Sunday, March 22, 2015

CAFC affirms ITC in LSI case

LSI lost its appeal to the CAFC in LSI v. ITC.

We affirm the Commission’s no-violation decision regarding
the ’958 patent. We do so on the ground that LSI
has shown no error in the Commission’s finding that LSI
failed to establish the existence of the required domestic
industry. We do not address the infringement and invalidity
rulings of the Commission. As to the ’867 patent,
we conclude that LSI has not shown that the Commission
abused its discretion in declining to vacate the ALJ’s
finding of no violation based on that patent.


The issue of retroactivity arose:

To begin with, it is anything but clear that a “retroactivity”
problem could arise in this context. Even aside
from the notion that “retroactivity is not only permissible
but standard” in agency adjudications, Bowen v.
Georgetown Univ. Hosp., 488 U.S. 204, 221 (1988) (Scalia,
J., concurring), the Supreme Court has indicated that
when a new rule of law “authorizes or affects the propriety
of prospective relief, application of the new provision is
not retroactive.” Landgraf v. USI Film Prods., 511 U.S.
244, 273 (1994). Here, the most that the Commission has
done is to limit the circumstances in which it will issue a
prospective exclusionary remedy, leaving LSI with its full
set of patent-enforcement rights under Title 35. It is
unclear if this situation presents a retroactivity issue
even if the Commission applied a new rule of law. See id.
at 293 (Scalia, J., concurring in the judgment) (“Since the
purpose of prospective relief is to affect the future rather
than remedy the past, the relevant time for judging its
retroactivity is the very moment at which it is ordered.”).1
And LSI does not present an adequacy-of-notice issue
separate from “retroactivity.”

We need not resolve the foregoing issues, however, because
it is clear that LSI did not experience the kind of
unfair surprise as to the governing legal standard that it
need to establish to sustain its retroactivity challenge.
The Commission did not “attach[ ] new legal consequences
to events completed” before the consequences were announced—
before LSI could take action to avoid those
consequences by amassing evidence in discovery and
submitting it at the ALJ hearing. Vartelas v. Holder, 132
S. Ct. 1479, 1491 (2012) (internal quotation marks omitted)
(discussing retroactivity standards). And that conclusion
suffices to answer LSI’s retroactivity challenge
and also to answer any procedural-rights concern about
adequate notice.


There was an issue of mootness:

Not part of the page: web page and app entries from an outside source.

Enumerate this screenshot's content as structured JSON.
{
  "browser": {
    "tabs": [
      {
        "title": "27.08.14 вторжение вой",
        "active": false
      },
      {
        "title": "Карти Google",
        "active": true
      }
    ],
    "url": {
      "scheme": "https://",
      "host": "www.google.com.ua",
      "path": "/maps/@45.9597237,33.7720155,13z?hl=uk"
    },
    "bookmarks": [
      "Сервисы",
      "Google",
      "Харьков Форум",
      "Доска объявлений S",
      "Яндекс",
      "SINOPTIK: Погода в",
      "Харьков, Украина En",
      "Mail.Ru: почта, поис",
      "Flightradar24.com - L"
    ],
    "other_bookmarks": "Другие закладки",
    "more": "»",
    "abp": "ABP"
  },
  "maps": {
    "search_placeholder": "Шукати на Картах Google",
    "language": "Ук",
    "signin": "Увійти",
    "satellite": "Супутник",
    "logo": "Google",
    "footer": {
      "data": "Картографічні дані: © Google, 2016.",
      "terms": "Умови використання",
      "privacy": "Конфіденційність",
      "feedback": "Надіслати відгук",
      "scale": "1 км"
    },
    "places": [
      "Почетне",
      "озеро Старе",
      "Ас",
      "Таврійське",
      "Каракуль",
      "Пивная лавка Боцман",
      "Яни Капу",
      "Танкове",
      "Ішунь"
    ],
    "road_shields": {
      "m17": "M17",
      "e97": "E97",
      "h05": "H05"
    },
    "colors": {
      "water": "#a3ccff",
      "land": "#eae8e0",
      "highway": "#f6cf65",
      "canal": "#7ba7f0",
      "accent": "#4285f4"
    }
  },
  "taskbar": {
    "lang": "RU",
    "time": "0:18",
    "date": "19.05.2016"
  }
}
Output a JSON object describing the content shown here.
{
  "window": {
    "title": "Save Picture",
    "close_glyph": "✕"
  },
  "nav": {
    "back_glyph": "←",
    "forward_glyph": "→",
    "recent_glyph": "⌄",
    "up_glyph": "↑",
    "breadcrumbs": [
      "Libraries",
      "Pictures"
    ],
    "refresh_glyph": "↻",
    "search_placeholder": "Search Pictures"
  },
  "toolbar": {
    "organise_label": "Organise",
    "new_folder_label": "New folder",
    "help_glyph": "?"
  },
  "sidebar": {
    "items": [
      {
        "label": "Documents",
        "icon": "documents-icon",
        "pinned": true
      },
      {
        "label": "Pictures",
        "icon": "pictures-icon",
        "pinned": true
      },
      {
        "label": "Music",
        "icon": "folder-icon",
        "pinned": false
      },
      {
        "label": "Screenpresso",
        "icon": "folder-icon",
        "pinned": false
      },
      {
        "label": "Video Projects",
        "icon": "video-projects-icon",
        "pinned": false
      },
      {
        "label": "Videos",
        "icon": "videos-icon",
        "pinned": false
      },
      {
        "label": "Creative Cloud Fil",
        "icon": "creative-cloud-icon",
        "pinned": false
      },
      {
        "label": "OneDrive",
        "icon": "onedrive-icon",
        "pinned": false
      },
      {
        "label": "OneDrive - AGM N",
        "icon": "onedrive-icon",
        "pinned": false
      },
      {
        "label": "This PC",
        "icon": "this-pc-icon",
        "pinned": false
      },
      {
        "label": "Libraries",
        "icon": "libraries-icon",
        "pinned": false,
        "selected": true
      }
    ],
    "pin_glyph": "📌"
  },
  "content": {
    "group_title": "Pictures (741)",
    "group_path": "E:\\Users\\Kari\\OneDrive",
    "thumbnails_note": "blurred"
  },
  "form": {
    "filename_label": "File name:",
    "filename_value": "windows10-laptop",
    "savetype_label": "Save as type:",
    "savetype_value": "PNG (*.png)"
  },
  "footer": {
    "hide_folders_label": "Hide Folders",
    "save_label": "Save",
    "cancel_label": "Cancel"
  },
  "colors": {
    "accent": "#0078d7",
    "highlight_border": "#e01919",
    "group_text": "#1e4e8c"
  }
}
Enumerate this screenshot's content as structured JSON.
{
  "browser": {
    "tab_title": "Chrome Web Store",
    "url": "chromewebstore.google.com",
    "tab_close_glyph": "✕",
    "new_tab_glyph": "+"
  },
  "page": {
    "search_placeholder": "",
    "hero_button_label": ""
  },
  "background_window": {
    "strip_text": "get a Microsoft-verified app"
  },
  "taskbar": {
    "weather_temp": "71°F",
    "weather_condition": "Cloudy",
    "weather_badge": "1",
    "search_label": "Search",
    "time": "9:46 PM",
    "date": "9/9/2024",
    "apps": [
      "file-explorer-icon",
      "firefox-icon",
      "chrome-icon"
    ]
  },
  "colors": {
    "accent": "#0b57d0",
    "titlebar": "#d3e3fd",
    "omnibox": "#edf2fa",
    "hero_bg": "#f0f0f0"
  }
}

The present situation does not involve the exercise of
this court’s discretion about dealing with mootness arising
in the Article III courts. Here, the Commission lost
the ability under § 1337 to grant relief based on the ’867
patent while the ALJ determination was under review
before the Commission, and the Commission, besides
terminating the investigation as to that patent, had to
decide whether to take the affirmative step of vacating
the ALJ’s decision. That is a matter of the Commission’s
discretion, just as the Munsingwear/Tessera choice is a
matter of judicial discretion. The Commission is entitled
to its own choice, as long as that choice is reasonable,
about whether to set aside ALJ determinations that the
Commission cannot review because of intervening expiration
of the patent. See Vt. Yankee Nuclear Power Corp. v.
Natural Res. Def. Council, Inc., 435 U.S. 519, 558 (1978)
(“Administrative decisions should be set aside . . . only for
substantial procedural or substantive reasons as mandated
by statute, not simply because the court is unhappy
with the result reached.”) (citation omitted)


If someone invokes the ALJ’s decision before another
tribunal purely for the persuasiveness of its reasoning,
the success of that invocation depends on the decision’s
content, not its status. And if the decision is invoked as
evidence, the weight of the decision must be, at a minimum,
lessened by the fact that LSI had no opportunity to
secure even a single level of review. Cf. Kircher v. Putnam
Funds Trust, 547 U.S. 633, 647 (2006) (issue preclusion
generally inapplicable if appeal was unavailable);

Block, 777 F.2d at 1572. In these circumstances, we do
not think that the Commission acted unreasonably in not
disturbing the ALJ decision, leaving other tribunals in
which the decision may be invoked to decide what if any
effect the decision should have.



Post a Comment

<< Home